Felipe Rivero’s Fastball Changeup Relationship

WASHINGTON, DC - SEPTEMBER 30: Felipe Rivero /

Felipe Rivero has become one of the better relief pitchers in baseball with his 100 mile per hour fastball, wipeout slider, and devastating changeup.  Though, it’s the fastball changeup relationship that really makes Rivero strong.

In 2016, Felipe Rivero had the highest whiff rate on his changeup, 58.3 percent, as noted by Mike Petriello of MLB.com.  He followed that up in 2017 by getting a whiff on 53.60 percent of his changeups, most among pitchers who threw at least 100.  It’s that pitch that got Ray Searage to tell the Washington Post it was the best changeup he has ever seen:

"“Never,” Pirates pitching coach Ray Searage said when asked whether he’d ever seen a better change-up. “Yeah, never. The arm action looks like a fastball, and then it comes in about 10 miles per hour slower than the fastball, with movement. It’s amazing. He’s just blessed.”"

The changeup is such a great pitch to have, especially for left-handed pitchers.  Using baseball-reference’s play index, 523 batters had 50+ plate appearances in 2017 and 294 were right-handed (56 percent).  Having a pitch that fades down and away from a right-handed hitter is a great pitch to have.  In 2008, former Tampa Bay Rays pitching analyst Josh Kalk wrote on The Hard Ball Times the Anatomy of a Pitch: Changeup.  To end his piece, Kalk wrote at the bottom:

"Change ups are a staple off speed pitch especially to a left handed pitcher because they are so effective against opposite handed batters. Within reason, the more speed differential on a pitcher’s change up the better. Hiding the release point and slightly tailing the ball down and out to an opposite handed batter are also important. Unlike curveballs and sliders where one or two things mattered a lot and the other variables hardly correlated, all of these things are about equally important for change ups. This likely adds larger demands on a pitcher who has to master the pitch before getting rewarded. You often hear that a young pitcher doesn’t have a good feel for his change up and that likely means that one of these three things is out of whack."
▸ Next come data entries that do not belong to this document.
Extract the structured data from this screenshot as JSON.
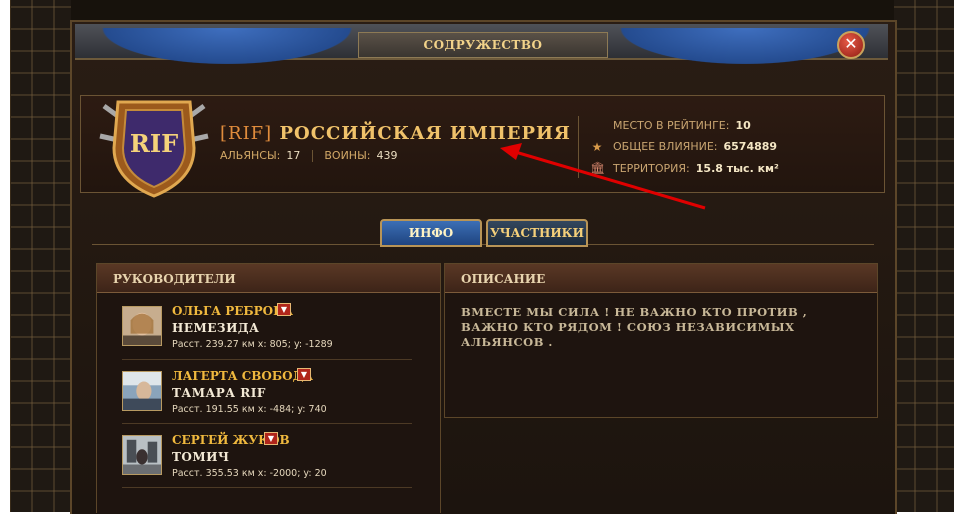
{
  "window": {
    "title": "СОДРУЖЕСТВО",
    "close_icon": "close-icon"
  },
  "alliance": {
    "emblem_text": "RIF",
    "tag": "[RIF]",
    "name": "РОССИЙСКАЯ ИМПЕРИЯ",
    "alliances_label": "АЛЬЯНСЫ:",
    "alliances_value": "17",
    "warriors_label": "ВОИНЫ:",
    "warriors_value": "439",
    "rank_label": "МЕСТО В РЕЙТИНГЕ:",
    "rank_value": "10",
    "influence_label": "ОБЩЕЕ ВЛИЯНИЕ:",
    "influence_value": "6574889",
    "territory_label": "ТЕРРИТОРИЯ:",
    "territory_value": "15.8 тыс. км²"
  },
  "tabs": [
    {
      "label": "ИНФО",
      "active": true
    },
    {
      "label": "УЧАСТНИКИ",
      "active": false
    }
  ],
  "leaders": {
    "heading": "РУКОВОДИТЕЛИ",
    "items": [
      {
        "name": "ОЛЬГА РЕБРОВА",
        "title": "НЕМЕЗИДА",
        "coords": "Расст. 239.27 км  x: 805; y: -1289"
      },
      {
        "name": "ЛАГЕРТА СВОБОДА",
        "title": "ТАМАРА RIF",
        "coords": "Расст. 191.55 км  x: -484; y: 740"
      },
      {
        "name": "СЕРГЕЙ ЖУКОВ",
        "title": "ТОМИЧ",
        "coords": "Расст. 355.53 км  x: -2000; y: 20"
      }
    ]
  },
  "description": {
    "heading": "ОПИСАНИЕ",
    "text": "ВМЕСТЕ МЫ СИЛА ! НЕ ВАЖНО  КТО ПРОТИВ , ВАЖНО КТО РЯДОМ ! СОЮЗ НЕЗАВИСИМЫХ АЛЬЯНСОВ ."
  },
  "colors": {
    "accent_gold": "#f0b93e",
    "active_tab": "#2f5ea3",
    "annotation_arrow": "#e00000"
  }
}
According to Baseball Savant, Felipe Rivero’s average fastball sits at 98.4 miles per hour and his change at 88.4 miles per hour, a 10 mile per hour difference.  Downloading CSV’s from Baseball Savant of pitchers with 500 fourseams and 200 changeups and using a vlookup function to match pitcher ID’s, Rivero has the tenth highest difference between the two pitches.  Rivero is getting the speed differential on the two pitches, which is one of the three keys.

Using the same method that I used for Chad Kuhl’s curveball and slider relationship, a plot of Rivero’s changeups after a fastball can be seen.  Below is the plot of all Rivero’s changeups following a fastball to right-handed hitters.  The Tableau can be adjusted for any pitch pair, description, and what side of the plate the batter stands.

This is from the catchers point of view, which shows that Rivero is primarily targeting the outside of the plate with his changeup, and is going low with the pitch as well.  Given that Rivero throws left-handed and the changeup breaks arm side, this makes sense, and you can adjust the tab on the Tableau to see the horizontal break (Pfx X) and horizontal break (Pfx Y), with the axis being in feet.  Like Kalk wrote, keeping the ball low and away is important, and that’s where a large portion of Rivero’s swinging strikes on changeups following the fastball are:

Rivero has 25 swinging strikes on the fastball-changeup pitch paring, and he threw that pairing 104 times.  Among the 92 pitchers who threw the pitch 75 times, Rivero had the 12th best swinging strikes/pitch pairs thrown.  Part of the reason for that is Rivero’s break to tunnel relationship, which Baseball Prospectus defines as:

"“Break:Tunnel Ratio – This stat shows us the ratio of post-tunnel break to the differential of pitches at the Tunnel Point. The idea here is that having a large ratio between pitches means that the pitches are either tightly clustered at the hitter’s decision-making point or the pitches are separating a lot after the hitter has selected a location to swing at. Either way a pitcher’s ratio can be large.”"

Rivero’s break:tunnel is 0.4402 feet, or 5.2824 inches, and that is the 13th highest among the 92 pitchers to throw this pairing 75+ times.  Rivero is either getting his pitches clustered at the decision-making point or are separating after the batter has decided to swing.  This relationship enhances the fastball-changeup relationship, and really makes it click.

Next: Pirates Meeting With Rivero Next Week

Rivero fills out what Kalk describes in the anatomy of the changeup.  He has solid separation in velocity between the fastball and changeup, he tails his changeup down and away to right handed hitters, and he has the two pitches either clustering at time of the hitter’s decision or the two pitches separating by a lot after the hitter has decided to swing.  It’s a simple relationship, but it’s one that Rivero does so well.

*Numbers from Baseball Savant and Baseball Prospectus